-------- Information shown --------

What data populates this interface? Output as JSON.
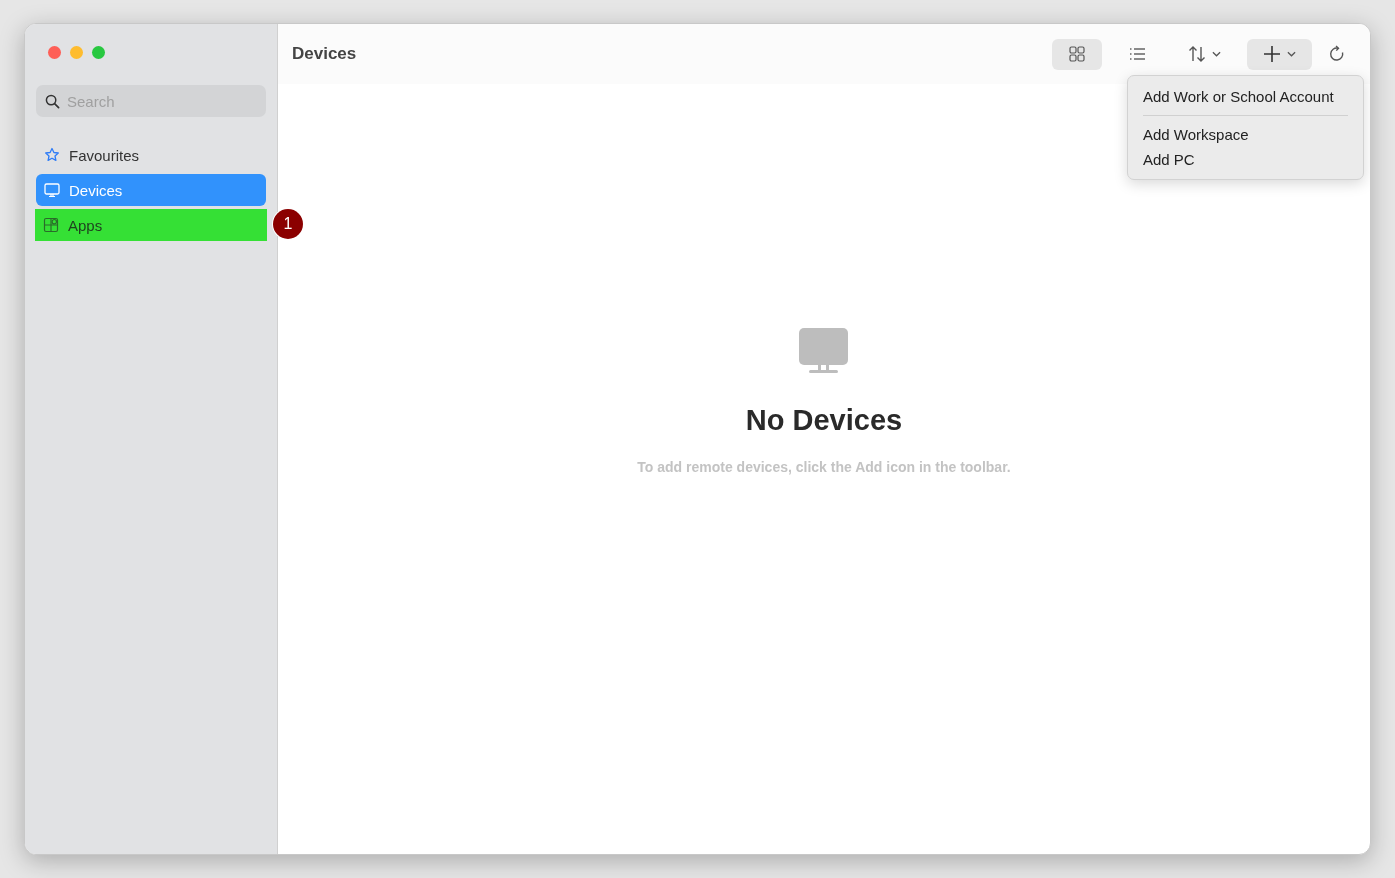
{
  "window": {
    "title": "Devices"
  },
  "search": {
    "placeholder": "Search"
  },
  "sidebar": {
    "items": [
      {
        "label": "Favourites",
        "selected": false,
        "highlighted": false
      },
      {
        "label": "Devices",
        "selected": true,
        "highlighted": false
      },
      {
        "label": "Apps",
        "selected": false,
        "highlighted": true,
        "marker": "1"
      }
    ]
  },
  "toolbar": [
    {
      "kind": "grid",
      "pressed": true,
      "dropdown": false
    },
    {
      "kind": "list",
      "pressed": false,
      "dropdown": false
    },
    {
      "kind": "sort",
      "pressed": false,
      "dropdown": true
    },
    {
      "kind": "add",
      "pressed": true,
      "dropdown": true
    },
    {
      "kind": "refresh",
      "pressed": false,
      "dropdown": false
    }
  ],
  "add_menu": {
    "items": [
      {
        "label": "Add Work or School Account",
        "divider_after": true
      },
      {
        "label": "Add Workspace",
        "divider_after": false
      },
      {
        "label": "Add PC",
        "divider_after": false
      }
    ]
  },
  "empty_state": {
    "title": "No Devices",
    "message": "To add remote devices, click the Add icon in the toolbar."
  }
}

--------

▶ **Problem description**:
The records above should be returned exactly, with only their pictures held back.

▶ **Answer to this exercise**:
What data populates this interface? Output as JSON.
{
  "window": {
    "title": "Devices"
  },
  "search": {
    "placeholder": "Search"
  },
  "sidebar": {
    "items": [
      {
        "label": "Favourites",
        "selected": false,
        "highlighted": false
      },
      {
        "label": "Devices",
        "selected": true,
        "highlighted": false
      },
      {
        "label": "Apps",
        "selected": false,
        "highlighted": true,
        "marker": "1"
      }
    ]
  },
  "toolbar": [
    {
      "kind": "grid",
      "pressed": true,
      "dropdown": false
    },
    {
      "kind": "list",
      "pressed": false,
      "dropdown": false
    },
    {
      "kind": "sort",
      "pressed": false,
      "dropdown": true
    },
    {
      "kind": "add",
      "pressed": true,
      "dropdown": true
    },
    {
      "kind": "refresh",
      "pressed": false,
      "dropdown": false
    }
  ],
  "add_menu": {
    "items": [
      {
        "label": "Add Work or School Account",
        "divider_after": true
      },
      {
        "label": "Add Workspace",
        "divider_after": false
      },
      {
        "label": "Add PC",
        "divider_after": false
      }
    ]
  },
  "empty_state": {
    "title": "No Devices",
    "message": "To add remote devices, click the Add icon in the toolbar."
  }
}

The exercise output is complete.